(Dataset rows describing interfaces)
--*--

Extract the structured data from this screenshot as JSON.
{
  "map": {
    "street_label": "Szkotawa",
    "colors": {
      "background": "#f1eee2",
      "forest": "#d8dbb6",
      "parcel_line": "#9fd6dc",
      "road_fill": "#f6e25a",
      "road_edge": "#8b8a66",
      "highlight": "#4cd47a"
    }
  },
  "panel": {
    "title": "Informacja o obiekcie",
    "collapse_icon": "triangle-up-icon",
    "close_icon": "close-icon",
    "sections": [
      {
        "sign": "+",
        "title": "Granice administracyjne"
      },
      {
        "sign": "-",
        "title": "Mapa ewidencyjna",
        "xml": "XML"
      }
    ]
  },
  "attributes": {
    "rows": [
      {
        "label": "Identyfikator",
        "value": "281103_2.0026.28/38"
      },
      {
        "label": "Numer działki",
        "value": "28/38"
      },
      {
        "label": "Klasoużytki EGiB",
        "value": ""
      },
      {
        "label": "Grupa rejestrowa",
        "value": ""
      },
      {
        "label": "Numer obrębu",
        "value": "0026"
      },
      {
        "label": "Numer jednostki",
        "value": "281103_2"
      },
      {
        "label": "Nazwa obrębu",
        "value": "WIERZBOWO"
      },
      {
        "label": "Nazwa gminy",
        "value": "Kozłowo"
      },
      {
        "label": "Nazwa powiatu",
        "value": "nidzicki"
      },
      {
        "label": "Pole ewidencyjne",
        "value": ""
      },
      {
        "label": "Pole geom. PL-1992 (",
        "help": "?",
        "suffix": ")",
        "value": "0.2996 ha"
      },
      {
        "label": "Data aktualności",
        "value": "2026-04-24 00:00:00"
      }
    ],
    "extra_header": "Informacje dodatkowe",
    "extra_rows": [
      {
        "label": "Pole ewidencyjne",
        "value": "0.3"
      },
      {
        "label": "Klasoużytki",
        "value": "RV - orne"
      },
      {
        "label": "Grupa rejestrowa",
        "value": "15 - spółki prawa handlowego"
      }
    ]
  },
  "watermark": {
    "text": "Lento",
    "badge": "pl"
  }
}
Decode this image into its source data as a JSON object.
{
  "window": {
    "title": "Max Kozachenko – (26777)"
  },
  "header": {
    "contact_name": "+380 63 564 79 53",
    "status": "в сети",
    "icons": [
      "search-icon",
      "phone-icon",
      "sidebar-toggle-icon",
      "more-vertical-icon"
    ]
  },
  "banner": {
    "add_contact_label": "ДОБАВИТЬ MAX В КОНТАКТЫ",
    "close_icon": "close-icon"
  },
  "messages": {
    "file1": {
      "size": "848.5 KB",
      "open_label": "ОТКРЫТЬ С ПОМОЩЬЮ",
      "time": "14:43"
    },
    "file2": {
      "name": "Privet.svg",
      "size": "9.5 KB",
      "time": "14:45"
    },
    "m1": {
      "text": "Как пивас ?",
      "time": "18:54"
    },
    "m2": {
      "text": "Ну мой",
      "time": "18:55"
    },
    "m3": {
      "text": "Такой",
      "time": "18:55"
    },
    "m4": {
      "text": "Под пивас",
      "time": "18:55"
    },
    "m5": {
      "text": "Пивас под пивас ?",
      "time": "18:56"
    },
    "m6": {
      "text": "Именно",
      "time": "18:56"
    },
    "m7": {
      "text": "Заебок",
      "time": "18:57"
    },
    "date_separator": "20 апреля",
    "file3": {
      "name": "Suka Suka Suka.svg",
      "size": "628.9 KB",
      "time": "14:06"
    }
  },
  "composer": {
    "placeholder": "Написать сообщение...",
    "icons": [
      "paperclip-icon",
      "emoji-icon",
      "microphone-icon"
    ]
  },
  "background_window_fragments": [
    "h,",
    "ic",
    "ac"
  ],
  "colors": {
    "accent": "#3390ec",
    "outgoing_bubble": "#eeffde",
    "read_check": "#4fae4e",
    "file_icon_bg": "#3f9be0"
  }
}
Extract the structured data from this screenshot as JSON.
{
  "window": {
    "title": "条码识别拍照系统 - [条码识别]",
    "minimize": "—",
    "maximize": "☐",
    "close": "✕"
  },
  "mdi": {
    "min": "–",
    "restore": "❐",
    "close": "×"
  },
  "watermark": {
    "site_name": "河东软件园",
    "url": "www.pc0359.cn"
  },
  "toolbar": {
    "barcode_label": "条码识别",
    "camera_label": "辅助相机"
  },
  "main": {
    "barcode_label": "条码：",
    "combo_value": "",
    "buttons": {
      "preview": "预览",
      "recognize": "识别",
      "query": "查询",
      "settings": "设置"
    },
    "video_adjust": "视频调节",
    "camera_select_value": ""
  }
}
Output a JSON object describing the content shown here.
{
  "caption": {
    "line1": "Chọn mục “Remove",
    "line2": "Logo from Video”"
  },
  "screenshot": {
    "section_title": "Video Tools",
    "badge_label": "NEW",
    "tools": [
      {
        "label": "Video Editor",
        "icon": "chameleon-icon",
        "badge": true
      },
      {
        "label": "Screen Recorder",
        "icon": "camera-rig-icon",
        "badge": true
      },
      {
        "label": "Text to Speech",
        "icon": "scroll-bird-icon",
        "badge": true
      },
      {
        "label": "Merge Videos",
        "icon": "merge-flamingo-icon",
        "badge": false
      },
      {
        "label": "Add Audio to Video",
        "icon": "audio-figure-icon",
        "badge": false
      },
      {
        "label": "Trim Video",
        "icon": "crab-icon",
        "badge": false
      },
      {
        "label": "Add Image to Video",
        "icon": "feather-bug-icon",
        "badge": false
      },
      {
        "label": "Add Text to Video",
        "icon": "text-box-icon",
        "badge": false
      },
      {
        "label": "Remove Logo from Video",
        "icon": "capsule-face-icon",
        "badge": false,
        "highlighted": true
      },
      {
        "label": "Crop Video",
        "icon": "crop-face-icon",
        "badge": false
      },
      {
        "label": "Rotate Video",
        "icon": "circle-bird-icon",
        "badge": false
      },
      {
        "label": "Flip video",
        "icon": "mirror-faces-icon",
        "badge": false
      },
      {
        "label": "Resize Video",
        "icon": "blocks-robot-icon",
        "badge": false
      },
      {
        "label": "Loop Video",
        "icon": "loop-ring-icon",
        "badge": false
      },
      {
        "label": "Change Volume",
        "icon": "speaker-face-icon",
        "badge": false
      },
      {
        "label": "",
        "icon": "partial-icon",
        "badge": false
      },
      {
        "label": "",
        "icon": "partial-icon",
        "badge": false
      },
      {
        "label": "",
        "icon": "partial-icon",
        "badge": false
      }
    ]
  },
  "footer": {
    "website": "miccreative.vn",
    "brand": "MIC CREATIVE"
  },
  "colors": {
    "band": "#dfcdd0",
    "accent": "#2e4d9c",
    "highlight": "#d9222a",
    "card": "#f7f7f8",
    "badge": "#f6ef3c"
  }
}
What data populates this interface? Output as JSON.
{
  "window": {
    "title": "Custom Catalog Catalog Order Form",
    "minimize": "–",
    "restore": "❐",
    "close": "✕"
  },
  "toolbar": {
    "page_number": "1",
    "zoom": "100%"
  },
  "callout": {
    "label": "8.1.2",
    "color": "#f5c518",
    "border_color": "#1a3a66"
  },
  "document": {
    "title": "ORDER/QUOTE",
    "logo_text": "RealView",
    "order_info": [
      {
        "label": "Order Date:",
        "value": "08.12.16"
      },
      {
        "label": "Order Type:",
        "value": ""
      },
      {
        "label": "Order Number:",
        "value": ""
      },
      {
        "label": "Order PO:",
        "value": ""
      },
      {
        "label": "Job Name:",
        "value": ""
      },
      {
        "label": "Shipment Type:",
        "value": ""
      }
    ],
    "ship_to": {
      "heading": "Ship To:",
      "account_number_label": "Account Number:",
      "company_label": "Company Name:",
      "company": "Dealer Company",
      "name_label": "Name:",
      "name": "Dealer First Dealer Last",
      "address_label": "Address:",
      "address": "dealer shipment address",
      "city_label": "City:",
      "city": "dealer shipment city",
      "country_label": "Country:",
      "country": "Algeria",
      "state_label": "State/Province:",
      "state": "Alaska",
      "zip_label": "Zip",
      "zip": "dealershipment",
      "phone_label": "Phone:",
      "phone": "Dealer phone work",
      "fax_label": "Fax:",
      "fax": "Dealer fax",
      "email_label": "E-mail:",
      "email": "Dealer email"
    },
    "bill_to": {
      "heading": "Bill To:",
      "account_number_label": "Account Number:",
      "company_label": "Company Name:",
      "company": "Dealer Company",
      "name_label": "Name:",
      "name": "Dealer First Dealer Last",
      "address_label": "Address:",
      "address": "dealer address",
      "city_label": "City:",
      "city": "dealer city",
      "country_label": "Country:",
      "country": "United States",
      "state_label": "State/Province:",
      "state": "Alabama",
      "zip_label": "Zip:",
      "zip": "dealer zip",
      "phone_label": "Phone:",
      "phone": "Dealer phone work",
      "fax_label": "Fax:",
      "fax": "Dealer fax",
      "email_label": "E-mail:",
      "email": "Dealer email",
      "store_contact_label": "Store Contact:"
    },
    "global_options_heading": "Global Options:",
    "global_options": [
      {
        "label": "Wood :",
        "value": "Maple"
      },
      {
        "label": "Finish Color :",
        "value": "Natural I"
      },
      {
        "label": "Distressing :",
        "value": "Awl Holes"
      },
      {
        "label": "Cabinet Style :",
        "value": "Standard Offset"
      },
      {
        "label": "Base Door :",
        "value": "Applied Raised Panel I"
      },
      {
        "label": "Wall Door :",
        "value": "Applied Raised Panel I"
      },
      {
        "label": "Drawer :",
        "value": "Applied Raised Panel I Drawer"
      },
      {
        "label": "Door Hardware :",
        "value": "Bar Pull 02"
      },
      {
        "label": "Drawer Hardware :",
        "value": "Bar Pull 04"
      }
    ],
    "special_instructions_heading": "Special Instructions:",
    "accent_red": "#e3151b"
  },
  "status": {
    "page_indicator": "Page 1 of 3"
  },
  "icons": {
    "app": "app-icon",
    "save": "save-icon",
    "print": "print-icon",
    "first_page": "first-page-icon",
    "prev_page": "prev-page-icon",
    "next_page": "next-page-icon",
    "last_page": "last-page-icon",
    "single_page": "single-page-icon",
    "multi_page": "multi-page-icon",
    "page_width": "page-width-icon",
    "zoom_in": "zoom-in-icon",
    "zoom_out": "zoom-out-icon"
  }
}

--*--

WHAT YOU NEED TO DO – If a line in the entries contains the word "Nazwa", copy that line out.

SOLVED PROBLEM –
        "label": "Nazwa obrębu",
        "label": "Nazwa gminy",
        "label": "Nazwa powiatu",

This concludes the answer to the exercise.